It is my intention to cover all changes and modifications of the embodiments herein disclosed which do not constitute departures from the spirit and scope of the invention as claimed.
1. A door assembly for an opening through which an inflatable safety device expands comprising: a frame surrounding said opening; at least one door pivotally mounted on said frame for movement between a closed position closing said opening and an open position allowing said inflatable device to expand through said opening; and retaining means for holding said door in the closed position, said retaining means comprising ears and slots with said ears extending into said slots for mechanically interlocking and extending between said frame and said door and being permanently distortable when an opening force is exerted against said door by expansion of said inflatable safety device.
2. The apparatus as claimed in claim 1 wherein said door means is comprised of a pair of door elements mounted on said frame for pivotal movement about parallel axes located adjacent to opposite edges of said opening.
3. The apparatus as claimed in claim 2 wherein said door elements, when in the closed position, abut each other along edges opposite to the door edges which are adjacent said axes.
4. The apparatus as claimed in claim 1 wherein said door is metallic and wherein said ears are integral with said door and extend laterally from the edges of said door into mechanical interlocking engagement with said frames.
5. The apparatus as claimed in claim 1 wherein said door means is comprised of at least one metallic door element, and wherein said retaining means is comprised of ears integral with said frame, which ears extend laterally from said frame into mechanical interlocking engagement with said door elements.

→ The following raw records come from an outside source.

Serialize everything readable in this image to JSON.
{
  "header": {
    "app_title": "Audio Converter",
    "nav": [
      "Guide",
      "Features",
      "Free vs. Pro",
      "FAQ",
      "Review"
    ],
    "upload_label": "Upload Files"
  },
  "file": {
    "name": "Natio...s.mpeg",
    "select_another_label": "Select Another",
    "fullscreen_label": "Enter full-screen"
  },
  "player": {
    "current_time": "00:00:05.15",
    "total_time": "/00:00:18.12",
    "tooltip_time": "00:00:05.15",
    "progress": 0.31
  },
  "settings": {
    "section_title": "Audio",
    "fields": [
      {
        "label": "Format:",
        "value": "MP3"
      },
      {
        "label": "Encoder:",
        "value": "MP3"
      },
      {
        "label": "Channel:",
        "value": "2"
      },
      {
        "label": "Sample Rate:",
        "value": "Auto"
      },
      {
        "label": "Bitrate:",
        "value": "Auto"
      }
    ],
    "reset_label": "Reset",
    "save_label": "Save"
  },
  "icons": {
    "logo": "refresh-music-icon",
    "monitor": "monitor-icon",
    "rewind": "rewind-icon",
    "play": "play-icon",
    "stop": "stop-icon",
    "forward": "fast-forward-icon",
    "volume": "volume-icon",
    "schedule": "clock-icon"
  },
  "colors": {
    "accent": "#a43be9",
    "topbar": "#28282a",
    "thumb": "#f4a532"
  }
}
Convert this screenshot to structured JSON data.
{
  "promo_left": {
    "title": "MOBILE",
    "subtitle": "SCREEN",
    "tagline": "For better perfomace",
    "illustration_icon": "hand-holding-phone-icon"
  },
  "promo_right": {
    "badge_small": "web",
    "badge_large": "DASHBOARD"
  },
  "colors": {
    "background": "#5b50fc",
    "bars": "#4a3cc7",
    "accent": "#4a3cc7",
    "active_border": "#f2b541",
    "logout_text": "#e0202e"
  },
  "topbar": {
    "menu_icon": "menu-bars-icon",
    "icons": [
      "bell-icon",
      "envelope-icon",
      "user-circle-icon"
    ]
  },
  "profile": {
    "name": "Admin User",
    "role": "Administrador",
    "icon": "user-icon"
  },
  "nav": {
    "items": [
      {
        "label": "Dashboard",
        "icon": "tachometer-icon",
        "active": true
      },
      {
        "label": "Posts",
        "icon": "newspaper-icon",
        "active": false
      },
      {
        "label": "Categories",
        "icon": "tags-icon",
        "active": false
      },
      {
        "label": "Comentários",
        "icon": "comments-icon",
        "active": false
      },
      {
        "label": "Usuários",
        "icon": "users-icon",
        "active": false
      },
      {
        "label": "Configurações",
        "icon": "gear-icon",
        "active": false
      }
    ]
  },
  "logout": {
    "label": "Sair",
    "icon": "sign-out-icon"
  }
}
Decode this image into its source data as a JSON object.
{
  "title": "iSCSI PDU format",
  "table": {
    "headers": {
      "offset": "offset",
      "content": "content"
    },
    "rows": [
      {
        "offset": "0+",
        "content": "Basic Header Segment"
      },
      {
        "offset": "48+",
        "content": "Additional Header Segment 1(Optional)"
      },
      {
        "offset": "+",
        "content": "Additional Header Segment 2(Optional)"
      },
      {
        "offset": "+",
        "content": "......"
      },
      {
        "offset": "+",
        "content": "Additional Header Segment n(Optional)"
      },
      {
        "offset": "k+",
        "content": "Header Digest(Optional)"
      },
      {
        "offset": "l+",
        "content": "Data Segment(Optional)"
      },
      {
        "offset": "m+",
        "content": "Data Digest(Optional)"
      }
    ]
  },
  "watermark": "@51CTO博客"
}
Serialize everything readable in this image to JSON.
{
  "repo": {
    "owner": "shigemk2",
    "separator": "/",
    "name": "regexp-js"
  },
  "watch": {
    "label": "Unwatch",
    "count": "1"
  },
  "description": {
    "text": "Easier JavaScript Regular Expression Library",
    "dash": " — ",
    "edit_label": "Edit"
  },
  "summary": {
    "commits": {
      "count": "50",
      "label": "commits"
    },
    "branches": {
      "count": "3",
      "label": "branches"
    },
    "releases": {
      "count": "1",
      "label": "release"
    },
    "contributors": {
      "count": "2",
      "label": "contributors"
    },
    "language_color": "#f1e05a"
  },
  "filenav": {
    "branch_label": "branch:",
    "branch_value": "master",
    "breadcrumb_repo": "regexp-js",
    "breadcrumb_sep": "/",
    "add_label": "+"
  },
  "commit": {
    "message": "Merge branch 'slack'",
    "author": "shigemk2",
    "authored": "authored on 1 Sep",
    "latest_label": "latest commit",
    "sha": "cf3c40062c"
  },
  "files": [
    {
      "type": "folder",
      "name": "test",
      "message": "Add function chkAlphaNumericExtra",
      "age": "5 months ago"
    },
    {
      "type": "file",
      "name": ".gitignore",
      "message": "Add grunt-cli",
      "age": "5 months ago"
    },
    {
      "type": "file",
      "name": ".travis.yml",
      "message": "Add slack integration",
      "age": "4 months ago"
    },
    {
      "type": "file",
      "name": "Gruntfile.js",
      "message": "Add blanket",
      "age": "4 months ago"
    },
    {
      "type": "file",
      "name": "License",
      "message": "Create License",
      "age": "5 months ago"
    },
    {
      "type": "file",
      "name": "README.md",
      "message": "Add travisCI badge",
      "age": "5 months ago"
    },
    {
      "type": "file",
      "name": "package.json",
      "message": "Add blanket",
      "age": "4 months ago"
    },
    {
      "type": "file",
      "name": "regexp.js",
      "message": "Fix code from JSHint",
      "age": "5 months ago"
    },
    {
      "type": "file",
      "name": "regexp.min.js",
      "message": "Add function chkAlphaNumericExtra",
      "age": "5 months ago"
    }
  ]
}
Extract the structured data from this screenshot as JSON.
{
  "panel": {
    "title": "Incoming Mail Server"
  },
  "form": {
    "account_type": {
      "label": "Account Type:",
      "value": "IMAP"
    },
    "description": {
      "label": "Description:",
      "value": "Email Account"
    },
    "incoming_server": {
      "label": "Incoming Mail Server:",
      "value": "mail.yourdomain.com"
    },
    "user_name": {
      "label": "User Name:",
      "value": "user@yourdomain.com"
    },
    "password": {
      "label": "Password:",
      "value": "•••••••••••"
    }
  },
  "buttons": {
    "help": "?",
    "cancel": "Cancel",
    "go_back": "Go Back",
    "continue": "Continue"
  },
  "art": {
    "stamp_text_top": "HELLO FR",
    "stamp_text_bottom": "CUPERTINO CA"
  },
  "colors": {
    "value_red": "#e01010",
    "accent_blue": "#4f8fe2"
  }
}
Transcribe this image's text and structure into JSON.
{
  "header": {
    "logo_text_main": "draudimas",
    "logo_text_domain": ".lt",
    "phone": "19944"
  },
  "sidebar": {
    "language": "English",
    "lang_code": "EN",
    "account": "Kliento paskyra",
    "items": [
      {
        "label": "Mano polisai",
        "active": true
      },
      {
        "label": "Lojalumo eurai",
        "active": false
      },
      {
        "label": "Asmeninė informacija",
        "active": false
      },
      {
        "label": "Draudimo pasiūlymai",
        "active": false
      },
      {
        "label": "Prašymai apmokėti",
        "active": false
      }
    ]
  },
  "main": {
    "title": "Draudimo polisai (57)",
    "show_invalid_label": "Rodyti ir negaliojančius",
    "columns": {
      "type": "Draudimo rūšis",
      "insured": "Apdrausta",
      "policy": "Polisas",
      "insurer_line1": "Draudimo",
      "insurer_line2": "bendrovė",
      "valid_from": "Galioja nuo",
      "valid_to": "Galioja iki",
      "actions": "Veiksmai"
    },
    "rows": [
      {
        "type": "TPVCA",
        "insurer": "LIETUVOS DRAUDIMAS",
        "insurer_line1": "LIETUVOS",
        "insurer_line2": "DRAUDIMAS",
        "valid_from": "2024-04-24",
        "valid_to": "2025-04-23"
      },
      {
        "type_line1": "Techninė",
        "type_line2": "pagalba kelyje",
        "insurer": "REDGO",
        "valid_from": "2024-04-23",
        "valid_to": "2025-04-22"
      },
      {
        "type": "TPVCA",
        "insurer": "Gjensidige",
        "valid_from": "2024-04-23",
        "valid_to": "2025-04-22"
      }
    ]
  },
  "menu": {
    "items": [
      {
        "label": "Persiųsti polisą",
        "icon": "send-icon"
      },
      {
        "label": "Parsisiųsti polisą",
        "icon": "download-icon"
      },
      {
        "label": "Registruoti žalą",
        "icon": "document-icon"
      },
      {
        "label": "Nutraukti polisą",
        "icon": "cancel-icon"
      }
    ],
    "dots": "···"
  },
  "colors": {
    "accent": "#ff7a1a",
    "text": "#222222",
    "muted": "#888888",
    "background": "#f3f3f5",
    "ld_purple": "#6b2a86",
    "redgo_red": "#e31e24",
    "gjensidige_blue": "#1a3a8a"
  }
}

6. For use with an inflatable safety device of the type which is normally contained in a deflated condition within a cavity adjacent to the passenger compartment of a vehicle and which is inflated and allowed to expand through an opening into the passenger compartment when one vehicle experiences a violent collision, closure means for said opening comprising in combination: a frame surrounding said opening; door means frame for movement from a pivotally mounted on sai closed position closing said opening to an open position allowing said inflatable device to expand into the passenger compartment through said opening, said door means including a plurality of door elements, each of which is mounted on said frame for pivotal movement about an axis adjacent to one edge of said opening; and, retainer means for holding said door elements in the closed position, said retainer means including integral laterally extending ears on said door elements, the said ears being in mechanical interlocked engagement with slots in said frame and being permanently distortable out of interlocked engagement with said frame when an opening force is exerted against said door elements by expansion of said inflatable safety device.